_Problem to work on_
Filter the records for lines holding the string "Paint".

** Information follows **

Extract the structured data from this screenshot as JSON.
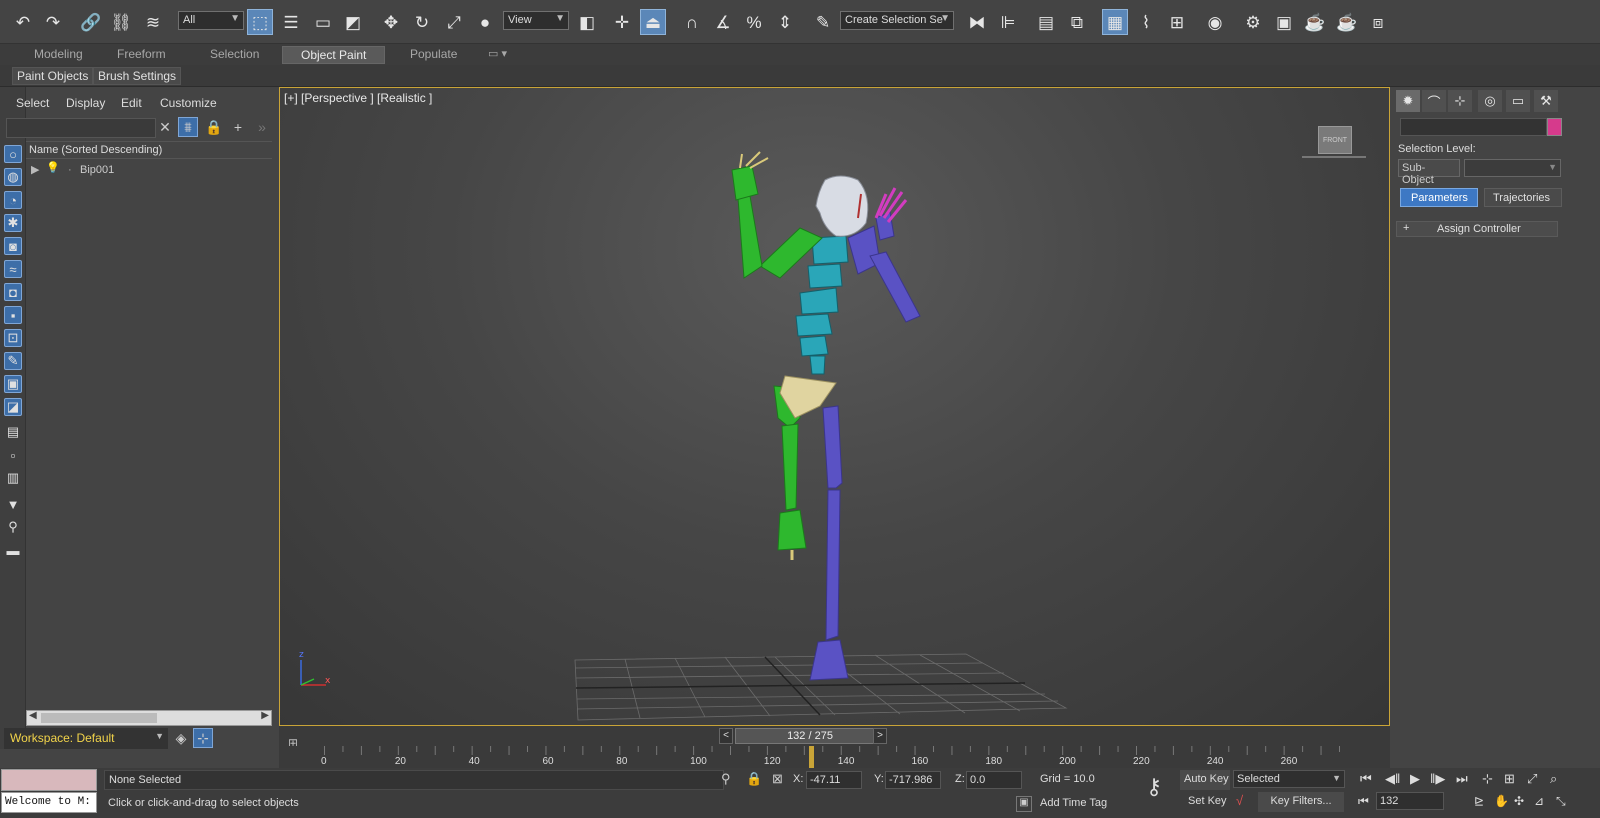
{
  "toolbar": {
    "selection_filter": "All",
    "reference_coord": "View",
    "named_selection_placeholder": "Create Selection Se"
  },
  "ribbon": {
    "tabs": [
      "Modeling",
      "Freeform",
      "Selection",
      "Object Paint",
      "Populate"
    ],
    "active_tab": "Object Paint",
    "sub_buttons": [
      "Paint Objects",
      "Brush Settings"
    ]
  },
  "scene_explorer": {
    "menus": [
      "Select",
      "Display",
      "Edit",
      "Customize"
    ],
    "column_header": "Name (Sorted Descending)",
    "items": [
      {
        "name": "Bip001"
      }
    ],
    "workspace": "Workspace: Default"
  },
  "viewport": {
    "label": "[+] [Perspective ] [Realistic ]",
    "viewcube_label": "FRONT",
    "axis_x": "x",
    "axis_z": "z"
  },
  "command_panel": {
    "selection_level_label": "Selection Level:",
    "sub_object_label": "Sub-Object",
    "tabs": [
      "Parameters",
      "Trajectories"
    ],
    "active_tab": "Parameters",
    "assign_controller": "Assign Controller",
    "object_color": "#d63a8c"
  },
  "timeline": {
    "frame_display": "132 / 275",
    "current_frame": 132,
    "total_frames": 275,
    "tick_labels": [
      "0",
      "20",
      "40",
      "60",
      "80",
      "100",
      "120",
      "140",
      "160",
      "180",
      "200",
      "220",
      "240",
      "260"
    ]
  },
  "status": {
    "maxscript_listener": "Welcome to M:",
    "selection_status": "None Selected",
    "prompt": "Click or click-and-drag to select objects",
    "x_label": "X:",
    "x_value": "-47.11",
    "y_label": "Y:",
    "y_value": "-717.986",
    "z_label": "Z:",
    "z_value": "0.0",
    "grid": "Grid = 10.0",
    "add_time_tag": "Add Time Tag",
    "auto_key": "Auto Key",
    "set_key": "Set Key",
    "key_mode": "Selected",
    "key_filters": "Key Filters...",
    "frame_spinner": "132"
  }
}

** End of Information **
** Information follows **

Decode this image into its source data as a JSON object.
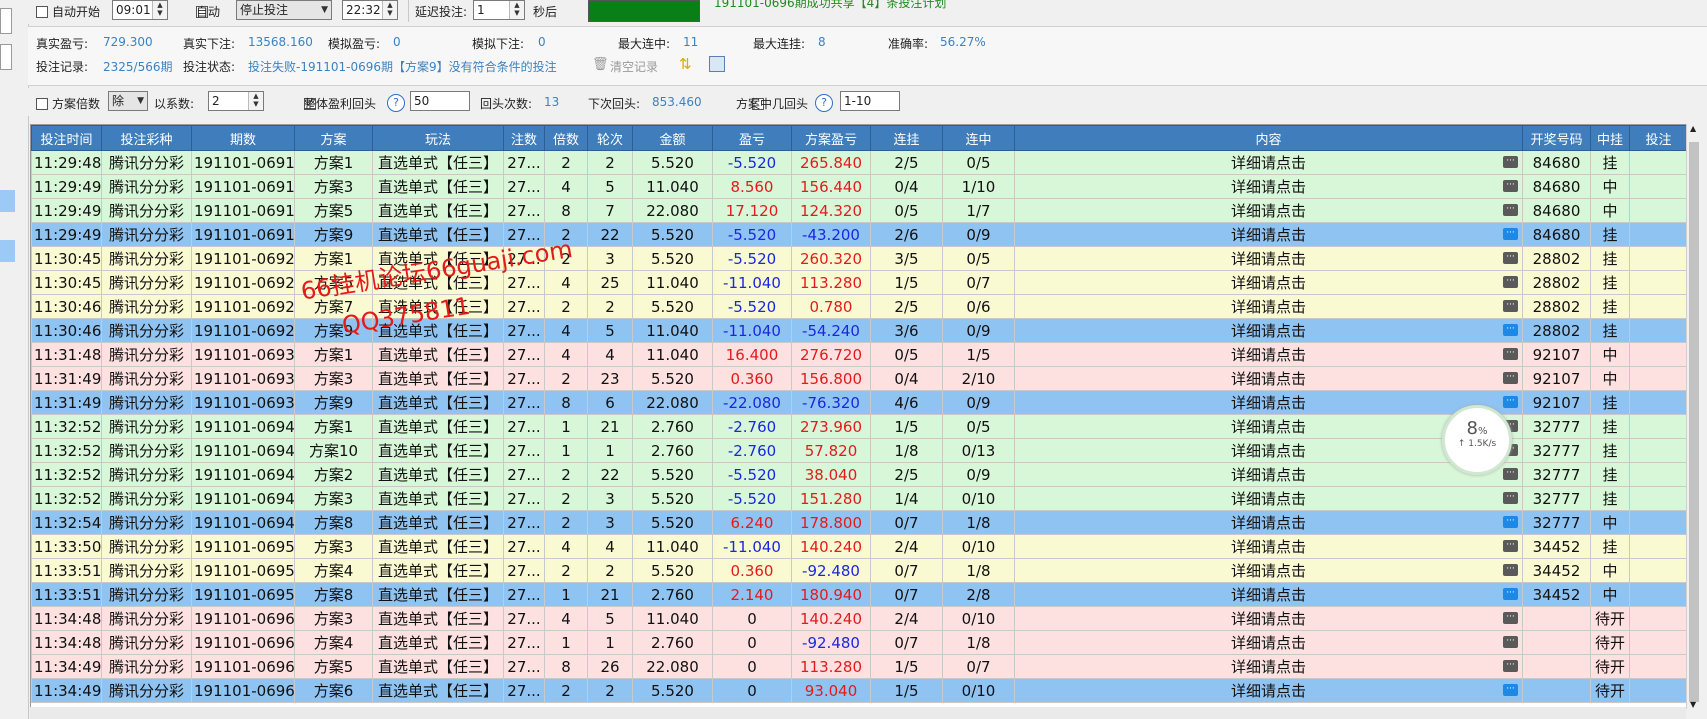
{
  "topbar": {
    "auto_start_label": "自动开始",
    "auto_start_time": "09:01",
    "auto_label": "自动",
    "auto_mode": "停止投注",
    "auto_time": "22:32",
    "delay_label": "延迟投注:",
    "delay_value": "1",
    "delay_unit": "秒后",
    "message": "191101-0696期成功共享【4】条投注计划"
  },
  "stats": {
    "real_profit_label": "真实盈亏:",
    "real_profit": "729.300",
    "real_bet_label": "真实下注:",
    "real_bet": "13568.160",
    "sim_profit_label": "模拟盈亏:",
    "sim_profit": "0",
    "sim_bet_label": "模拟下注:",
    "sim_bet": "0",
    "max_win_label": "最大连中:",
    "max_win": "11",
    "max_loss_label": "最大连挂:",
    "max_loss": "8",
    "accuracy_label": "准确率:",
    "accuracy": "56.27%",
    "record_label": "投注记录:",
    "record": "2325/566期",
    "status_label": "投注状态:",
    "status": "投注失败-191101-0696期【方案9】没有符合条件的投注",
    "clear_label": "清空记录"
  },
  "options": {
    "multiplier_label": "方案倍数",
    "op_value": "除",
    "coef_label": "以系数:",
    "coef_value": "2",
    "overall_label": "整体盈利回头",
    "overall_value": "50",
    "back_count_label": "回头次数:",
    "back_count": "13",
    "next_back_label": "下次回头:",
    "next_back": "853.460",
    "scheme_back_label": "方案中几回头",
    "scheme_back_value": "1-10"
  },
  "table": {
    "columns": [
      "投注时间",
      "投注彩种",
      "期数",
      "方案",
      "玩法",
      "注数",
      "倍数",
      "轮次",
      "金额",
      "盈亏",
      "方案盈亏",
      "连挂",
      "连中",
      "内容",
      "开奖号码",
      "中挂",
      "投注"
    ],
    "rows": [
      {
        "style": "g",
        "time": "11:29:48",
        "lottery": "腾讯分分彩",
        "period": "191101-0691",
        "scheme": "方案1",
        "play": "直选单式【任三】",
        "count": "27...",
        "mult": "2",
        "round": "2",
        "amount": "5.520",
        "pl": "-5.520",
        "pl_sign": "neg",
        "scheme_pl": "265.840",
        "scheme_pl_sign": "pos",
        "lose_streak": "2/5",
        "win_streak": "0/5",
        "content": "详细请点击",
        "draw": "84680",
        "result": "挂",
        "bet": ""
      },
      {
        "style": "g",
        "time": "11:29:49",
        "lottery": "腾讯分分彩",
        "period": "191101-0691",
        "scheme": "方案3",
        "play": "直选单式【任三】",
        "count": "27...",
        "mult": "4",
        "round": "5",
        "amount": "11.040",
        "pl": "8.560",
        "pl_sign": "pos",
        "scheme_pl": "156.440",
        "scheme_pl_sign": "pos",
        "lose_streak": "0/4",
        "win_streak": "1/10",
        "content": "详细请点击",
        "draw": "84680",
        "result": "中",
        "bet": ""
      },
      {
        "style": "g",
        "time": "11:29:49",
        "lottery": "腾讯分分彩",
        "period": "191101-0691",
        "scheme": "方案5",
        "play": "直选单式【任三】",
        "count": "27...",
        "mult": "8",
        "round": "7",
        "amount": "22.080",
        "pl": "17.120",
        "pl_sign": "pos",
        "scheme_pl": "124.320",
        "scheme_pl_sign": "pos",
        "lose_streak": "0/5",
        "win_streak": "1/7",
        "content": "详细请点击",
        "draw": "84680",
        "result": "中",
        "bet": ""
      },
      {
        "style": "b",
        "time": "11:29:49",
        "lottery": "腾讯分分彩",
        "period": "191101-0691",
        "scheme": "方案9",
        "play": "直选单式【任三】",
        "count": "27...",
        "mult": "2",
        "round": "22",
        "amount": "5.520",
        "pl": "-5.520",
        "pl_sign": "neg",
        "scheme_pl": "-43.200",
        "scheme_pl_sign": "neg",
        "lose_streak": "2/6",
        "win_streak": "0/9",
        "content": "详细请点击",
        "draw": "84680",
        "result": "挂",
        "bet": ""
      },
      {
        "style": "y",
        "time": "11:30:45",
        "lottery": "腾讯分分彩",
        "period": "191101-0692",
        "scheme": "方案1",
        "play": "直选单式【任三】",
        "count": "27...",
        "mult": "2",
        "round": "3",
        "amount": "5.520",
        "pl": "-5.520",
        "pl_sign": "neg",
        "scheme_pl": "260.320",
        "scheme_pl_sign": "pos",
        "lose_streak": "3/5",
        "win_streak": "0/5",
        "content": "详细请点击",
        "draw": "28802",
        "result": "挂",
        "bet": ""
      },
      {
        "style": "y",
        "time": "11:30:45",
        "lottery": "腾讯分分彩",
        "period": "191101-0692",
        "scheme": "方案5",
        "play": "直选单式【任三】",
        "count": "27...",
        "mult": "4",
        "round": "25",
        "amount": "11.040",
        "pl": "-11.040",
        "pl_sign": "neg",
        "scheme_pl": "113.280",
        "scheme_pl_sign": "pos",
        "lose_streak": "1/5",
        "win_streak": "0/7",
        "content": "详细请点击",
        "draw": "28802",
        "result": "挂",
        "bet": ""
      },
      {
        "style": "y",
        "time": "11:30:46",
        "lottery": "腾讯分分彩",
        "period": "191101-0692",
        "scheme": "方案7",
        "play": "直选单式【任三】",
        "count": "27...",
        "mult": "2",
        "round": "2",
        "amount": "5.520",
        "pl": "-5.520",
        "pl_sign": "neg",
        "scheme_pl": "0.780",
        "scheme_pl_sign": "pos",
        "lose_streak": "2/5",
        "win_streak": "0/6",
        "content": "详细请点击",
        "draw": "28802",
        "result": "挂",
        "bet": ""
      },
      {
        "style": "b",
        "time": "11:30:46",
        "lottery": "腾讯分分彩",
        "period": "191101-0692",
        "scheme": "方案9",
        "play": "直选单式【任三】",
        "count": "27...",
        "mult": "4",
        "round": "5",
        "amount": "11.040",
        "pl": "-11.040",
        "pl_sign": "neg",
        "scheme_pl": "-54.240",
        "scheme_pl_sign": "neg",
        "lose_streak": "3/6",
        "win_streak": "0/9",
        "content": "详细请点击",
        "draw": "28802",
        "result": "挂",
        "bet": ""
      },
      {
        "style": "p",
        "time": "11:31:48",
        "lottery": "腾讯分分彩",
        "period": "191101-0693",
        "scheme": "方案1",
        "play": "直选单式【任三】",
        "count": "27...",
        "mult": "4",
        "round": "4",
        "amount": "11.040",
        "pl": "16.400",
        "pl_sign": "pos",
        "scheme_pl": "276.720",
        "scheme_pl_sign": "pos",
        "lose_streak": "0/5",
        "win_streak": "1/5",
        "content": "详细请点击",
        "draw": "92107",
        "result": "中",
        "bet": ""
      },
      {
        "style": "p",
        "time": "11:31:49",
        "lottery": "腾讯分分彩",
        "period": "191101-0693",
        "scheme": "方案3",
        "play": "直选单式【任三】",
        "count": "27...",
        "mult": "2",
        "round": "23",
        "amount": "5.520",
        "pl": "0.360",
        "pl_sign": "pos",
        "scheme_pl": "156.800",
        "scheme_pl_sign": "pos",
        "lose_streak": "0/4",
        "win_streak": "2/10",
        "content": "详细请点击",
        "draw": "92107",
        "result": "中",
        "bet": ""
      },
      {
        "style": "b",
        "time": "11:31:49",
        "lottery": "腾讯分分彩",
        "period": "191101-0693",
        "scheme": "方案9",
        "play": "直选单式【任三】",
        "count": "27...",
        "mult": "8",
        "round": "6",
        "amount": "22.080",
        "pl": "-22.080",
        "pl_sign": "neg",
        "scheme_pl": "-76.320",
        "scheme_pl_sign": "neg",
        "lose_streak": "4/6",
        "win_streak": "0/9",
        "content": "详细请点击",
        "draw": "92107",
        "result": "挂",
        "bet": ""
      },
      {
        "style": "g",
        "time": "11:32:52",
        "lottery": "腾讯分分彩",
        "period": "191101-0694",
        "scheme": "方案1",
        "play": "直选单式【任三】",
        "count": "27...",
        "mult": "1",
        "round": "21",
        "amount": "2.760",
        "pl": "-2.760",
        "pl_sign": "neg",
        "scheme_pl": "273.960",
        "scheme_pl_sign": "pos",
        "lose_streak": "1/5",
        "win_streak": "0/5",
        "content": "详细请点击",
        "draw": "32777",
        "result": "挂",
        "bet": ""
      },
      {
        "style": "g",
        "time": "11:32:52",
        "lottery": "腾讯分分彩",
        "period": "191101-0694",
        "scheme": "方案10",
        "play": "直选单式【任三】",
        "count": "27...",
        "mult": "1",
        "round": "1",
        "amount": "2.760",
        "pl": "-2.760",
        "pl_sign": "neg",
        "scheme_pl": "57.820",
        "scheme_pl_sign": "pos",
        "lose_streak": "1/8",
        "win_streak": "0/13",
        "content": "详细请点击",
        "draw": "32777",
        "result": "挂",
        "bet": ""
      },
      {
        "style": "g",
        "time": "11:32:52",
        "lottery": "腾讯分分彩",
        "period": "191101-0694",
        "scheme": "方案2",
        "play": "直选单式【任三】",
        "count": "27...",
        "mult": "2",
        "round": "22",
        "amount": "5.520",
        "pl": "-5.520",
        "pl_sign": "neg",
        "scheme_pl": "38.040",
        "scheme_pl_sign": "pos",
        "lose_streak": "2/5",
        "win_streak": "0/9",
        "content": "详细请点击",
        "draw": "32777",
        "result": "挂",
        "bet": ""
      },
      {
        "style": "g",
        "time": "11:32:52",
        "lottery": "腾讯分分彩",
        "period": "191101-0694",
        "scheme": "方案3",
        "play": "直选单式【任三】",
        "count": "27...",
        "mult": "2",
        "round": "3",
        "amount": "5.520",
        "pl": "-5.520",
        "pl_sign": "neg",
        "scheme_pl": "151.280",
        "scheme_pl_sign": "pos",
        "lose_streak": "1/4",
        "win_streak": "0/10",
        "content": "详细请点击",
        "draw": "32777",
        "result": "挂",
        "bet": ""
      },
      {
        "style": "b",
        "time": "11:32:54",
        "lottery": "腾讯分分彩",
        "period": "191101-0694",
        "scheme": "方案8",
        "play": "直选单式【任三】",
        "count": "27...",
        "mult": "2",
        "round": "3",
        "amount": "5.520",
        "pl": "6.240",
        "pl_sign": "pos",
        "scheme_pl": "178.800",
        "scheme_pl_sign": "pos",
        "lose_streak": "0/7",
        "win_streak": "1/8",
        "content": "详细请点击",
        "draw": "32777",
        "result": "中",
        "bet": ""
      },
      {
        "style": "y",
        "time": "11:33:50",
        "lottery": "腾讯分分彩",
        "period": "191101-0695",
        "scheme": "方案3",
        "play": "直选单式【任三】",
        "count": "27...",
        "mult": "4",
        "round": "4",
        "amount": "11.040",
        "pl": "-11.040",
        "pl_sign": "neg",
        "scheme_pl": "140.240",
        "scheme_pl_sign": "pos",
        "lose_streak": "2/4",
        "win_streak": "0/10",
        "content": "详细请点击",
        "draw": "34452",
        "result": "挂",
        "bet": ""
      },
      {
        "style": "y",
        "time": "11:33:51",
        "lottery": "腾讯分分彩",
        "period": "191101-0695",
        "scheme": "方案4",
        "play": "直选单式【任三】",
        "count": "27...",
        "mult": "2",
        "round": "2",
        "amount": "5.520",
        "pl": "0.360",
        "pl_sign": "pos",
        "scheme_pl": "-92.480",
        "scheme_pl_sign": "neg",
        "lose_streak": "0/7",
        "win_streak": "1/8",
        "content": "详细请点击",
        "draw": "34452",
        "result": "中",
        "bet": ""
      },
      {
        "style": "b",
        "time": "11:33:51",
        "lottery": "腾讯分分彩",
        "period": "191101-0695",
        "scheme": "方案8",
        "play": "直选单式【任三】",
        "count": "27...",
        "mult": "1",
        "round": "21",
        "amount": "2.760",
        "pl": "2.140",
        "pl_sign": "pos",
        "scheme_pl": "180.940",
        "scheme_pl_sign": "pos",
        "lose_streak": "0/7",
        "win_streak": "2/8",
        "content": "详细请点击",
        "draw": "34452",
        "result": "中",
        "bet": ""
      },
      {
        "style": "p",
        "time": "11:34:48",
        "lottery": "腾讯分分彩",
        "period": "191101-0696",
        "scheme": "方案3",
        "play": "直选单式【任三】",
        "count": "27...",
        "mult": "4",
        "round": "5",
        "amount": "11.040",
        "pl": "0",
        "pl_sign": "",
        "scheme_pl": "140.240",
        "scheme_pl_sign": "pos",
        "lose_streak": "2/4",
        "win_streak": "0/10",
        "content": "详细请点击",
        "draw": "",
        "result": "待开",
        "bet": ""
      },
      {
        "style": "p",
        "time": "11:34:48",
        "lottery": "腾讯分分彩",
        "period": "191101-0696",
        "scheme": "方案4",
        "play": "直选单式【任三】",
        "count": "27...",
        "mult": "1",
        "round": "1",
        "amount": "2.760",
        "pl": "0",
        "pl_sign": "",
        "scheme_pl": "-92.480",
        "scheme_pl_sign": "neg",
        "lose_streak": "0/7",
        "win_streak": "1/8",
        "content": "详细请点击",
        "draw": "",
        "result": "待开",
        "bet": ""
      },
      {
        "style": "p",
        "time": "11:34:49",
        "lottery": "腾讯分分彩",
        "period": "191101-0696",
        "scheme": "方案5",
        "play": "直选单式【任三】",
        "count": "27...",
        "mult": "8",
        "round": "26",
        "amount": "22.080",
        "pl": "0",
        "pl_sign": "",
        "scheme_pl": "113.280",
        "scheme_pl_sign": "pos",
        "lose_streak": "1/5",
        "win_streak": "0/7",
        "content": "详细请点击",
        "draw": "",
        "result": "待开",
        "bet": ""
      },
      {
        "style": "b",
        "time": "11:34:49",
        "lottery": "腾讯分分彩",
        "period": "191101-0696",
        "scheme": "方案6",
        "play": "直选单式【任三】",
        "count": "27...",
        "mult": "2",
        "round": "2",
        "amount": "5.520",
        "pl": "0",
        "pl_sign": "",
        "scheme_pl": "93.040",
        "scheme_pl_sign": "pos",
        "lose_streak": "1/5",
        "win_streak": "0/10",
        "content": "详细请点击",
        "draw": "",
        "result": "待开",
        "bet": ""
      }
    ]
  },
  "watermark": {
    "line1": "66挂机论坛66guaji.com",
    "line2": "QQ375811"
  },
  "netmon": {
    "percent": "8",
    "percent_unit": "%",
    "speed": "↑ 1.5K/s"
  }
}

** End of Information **

_Task result_
      "Object Paint",
    "active_tab": "Object Paint",
      "Paint Objects",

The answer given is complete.